Ian Begley: Both Steve Mills & Scott Perry say they will be in touch with Melo & his camp and will find a resolution that works for everyone involved.
January 18, 2018 | 7:34 am EST Update
Triano is one of two interim coaches in the league at present, along with Memphis’ J.B. Bickerstaff, but the signals I’m getting suggest that the Suns — focusing on player development more than the results in the standings — are leaning toward making Triano their full-time replacement for Earl Watson.
My best advice when it comes to the looming third installment of the LeBron Sweepstakes: Don’t just assume he’s going to the Lakers in free agency … and don’t write off the Cavaliers yet. King James’ free agency choice is the storyline that will lord over the whole league in 2018, but I tend to believe he’s still months away from knowing what he wants to do, despite the persistent chatter that he’s Hollywood-bound.
The Pelicans are nowhere close to even entertaining a single trade proposal for Davis from Boston or anyone else. The Brow, based on everything I’ve heard, badly wants to make it work with the Pels and also happens to be under contract for two more seasons after this one. No matter how many people suggest it, Boston can’t trade for Anthony Davis. So can we drop this one?

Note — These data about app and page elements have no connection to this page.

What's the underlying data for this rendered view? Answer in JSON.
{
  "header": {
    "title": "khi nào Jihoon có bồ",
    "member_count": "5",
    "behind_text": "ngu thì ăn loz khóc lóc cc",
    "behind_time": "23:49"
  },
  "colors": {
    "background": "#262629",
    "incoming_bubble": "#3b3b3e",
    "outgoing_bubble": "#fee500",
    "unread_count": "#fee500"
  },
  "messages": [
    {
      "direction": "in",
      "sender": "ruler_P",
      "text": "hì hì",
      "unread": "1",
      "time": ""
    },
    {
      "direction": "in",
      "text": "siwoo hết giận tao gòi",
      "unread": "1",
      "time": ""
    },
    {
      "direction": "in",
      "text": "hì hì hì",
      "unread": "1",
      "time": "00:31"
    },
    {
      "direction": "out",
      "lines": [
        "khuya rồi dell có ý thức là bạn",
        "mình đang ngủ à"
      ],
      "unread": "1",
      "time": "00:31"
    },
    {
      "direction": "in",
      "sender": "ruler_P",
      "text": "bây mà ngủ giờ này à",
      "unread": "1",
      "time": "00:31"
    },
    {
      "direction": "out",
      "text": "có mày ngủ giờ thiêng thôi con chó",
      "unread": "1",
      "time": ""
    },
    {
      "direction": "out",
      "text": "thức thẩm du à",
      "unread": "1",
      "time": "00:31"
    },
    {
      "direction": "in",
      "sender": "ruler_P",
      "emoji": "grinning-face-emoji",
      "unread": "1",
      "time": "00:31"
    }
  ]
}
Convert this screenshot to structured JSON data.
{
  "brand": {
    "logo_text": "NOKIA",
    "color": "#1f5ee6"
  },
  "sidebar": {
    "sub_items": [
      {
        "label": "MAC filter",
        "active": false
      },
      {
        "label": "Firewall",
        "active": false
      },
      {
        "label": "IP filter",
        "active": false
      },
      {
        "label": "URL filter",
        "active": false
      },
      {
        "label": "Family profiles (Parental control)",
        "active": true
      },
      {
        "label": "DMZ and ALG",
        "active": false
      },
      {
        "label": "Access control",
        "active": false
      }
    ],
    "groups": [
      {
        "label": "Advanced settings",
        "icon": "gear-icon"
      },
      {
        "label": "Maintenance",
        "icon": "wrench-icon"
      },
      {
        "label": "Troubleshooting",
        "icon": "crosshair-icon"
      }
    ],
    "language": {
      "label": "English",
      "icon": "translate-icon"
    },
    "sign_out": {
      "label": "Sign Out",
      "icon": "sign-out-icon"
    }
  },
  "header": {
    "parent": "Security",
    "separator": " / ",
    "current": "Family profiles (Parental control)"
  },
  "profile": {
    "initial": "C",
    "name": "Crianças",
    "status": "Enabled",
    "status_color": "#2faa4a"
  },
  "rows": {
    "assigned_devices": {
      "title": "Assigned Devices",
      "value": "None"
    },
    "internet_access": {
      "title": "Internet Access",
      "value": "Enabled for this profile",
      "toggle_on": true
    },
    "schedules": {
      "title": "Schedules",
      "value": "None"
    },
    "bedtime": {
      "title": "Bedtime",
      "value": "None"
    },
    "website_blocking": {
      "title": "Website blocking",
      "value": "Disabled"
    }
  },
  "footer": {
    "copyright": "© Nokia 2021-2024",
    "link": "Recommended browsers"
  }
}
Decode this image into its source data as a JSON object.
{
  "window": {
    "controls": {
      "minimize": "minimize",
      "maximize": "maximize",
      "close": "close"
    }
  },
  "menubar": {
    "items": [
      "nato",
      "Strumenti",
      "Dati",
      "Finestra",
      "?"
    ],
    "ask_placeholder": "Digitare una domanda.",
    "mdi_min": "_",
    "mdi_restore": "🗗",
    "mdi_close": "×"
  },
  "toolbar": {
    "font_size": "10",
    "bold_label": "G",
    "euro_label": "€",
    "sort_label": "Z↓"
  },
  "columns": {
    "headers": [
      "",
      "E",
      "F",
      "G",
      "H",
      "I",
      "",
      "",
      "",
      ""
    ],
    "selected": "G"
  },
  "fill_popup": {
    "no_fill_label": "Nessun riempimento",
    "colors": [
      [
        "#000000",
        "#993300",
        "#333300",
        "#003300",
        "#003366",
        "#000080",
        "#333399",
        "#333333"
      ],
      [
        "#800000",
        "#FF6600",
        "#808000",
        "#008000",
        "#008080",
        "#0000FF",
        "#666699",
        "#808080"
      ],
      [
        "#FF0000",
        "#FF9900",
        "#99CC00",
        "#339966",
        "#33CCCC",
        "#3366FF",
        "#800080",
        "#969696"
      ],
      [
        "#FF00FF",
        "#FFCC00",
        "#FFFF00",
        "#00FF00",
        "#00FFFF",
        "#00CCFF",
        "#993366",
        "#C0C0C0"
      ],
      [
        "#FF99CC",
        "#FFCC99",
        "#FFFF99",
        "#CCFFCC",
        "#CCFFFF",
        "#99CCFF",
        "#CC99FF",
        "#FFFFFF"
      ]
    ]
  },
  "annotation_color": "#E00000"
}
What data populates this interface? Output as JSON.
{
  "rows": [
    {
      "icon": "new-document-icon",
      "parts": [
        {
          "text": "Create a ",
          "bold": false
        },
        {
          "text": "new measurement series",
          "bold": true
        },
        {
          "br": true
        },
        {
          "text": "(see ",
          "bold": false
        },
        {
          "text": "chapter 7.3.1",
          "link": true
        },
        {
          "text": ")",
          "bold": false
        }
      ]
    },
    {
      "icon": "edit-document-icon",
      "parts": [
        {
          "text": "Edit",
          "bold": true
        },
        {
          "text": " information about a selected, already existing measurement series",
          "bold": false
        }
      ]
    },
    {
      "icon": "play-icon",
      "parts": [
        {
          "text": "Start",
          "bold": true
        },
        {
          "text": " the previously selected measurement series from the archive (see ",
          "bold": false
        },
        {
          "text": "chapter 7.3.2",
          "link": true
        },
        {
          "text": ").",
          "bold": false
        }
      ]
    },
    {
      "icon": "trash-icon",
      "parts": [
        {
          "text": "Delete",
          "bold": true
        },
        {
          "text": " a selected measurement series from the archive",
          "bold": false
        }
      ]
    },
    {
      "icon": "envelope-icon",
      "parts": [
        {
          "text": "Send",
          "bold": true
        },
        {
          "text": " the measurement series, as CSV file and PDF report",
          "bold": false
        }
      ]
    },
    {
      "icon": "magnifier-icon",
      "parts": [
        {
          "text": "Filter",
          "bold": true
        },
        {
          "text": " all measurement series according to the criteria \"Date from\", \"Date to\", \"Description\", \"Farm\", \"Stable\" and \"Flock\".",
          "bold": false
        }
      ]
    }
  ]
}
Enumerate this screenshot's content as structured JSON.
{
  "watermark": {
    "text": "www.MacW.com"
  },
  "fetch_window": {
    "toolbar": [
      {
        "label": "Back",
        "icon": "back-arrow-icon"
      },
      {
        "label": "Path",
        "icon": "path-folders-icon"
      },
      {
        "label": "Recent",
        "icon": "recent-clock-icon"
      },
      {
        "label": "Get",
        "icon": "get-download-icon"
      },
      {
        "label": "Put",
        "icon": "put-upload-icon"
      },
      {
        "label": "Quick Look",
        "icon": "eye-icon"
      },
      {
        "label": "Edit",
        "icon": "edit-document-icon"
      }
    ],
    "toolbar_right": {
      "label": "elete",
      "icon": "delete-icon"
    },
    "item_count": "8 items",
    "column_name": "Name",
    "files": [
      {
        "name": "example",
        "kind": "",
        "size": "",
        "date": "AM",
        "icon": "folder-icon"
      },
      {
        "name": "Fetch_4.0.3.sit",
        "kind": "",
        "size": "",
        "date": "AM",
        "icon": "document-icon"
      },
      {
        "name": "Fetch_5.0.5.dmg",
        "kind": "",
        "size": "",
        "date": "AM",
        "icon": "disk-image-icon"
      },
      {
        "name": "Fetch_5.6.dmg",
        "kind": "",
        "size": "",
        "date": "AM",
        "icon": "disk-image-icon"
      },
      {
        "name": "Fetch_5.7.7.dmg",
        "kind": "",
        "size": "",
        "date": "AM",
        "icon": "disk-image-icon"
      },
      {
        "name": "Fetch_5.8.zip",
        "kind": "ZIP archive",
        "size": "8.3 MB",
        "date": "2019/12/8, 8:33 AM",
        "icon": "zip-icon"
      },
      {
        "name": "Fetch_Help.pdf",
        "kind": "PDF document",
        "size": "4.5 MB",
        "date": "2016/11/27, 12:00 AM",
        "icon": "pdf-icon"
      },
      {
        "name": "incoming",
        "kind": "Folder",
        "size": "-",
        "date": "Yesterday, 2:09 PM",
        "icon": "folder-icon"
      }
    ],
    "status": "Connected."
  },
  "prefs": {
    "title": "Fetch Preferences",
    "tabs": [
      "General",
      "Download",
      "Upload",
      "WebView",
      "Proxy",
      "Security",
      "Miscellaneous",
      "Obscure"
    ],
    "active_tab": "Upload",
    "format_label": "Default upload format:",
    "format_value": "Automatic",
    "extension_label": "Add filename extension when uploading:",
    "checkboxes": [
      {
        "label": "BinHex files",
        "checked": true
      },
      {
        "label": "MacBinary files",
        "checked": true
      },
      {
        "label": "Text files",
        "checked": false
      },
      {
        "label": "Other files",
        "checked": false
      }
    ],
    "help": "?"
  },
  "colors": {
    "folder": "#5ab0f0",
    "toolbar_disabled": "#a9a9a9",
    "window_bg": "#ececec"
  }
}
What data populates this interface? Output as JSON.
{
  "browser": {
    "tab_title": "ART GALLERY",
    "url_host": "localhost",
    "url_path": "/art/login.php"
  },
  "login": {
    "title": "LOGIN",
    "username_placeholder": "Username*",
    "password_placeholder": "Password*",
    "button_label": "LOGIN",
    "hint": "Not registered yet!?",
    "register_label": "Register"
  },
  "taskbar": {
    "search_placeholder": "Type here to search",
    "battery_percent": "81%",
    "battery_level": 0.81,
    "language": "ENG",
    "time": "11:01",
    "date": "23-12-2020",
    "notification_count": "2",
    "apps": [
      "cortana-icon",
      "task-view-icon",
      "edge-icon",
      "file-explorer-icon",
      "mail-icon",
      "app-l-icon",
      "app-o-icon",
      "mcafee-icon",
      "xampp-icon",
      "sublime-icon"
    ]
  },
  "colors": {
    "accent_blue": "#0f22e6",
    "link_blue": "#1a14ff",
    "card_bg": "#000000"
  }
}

The Celtics and Pelicans have yet to engage in any discussions regarding a trade for Anthony Davis, but, in a Herald exclusive, New Orleans coach Alvin Gentry set the price for a potential transaction between the clubs. “I know there’s been rumors about Boston trying to trade for him or whatever,” said Gentry, “and my response to that is, yeah, we’ll trade him. But they’re going to have to give us the New England Patriots and the two planes that they just bought. . . . And I don’t think they’re going to do that. So we’re not even thinking about those kind of things.”
One would think such talk, even of the media-driven variety, would be highly disturbing to a coach trying to develop a team into a single-minded unit. Distractions are destruction in his line of work. But Gentry is undeterred. “That stuff doesn’t bother me,” he said. “It’s white noise. You just block it out and you move on. I don’t really pay it very much attention at all.”
As for the stories about Davis at each stop on the Pelicans’ itinerary, Gentry said, “It doesn’t matter. To me, he likes it, he likes being here and that’s the only thing that matters. Every indication I get when I talk to him is that he’s committed to being in New Orleans. I mean, he’s a once in a lifetime player, and he’s happy here. I don’t want to put words in his mouth, but he’s never said anything to me but, ‘I want to win and I want to do it here.’ So it’s up to us to just continue to try to put the necessary players around him to get that done.”
The Pelicans are planning a five-year maximum offer to Cousins approaching an estimated $175 million. The marketplace, as it stands, isn’t exactly teeming with attractive alternatives for Cousins to consider, with rival suitors limited to offering four-year deals. New Orleans is thus a heavy favorite to keep its throwback big-man tandem of Cousins and Anthony Davis intact.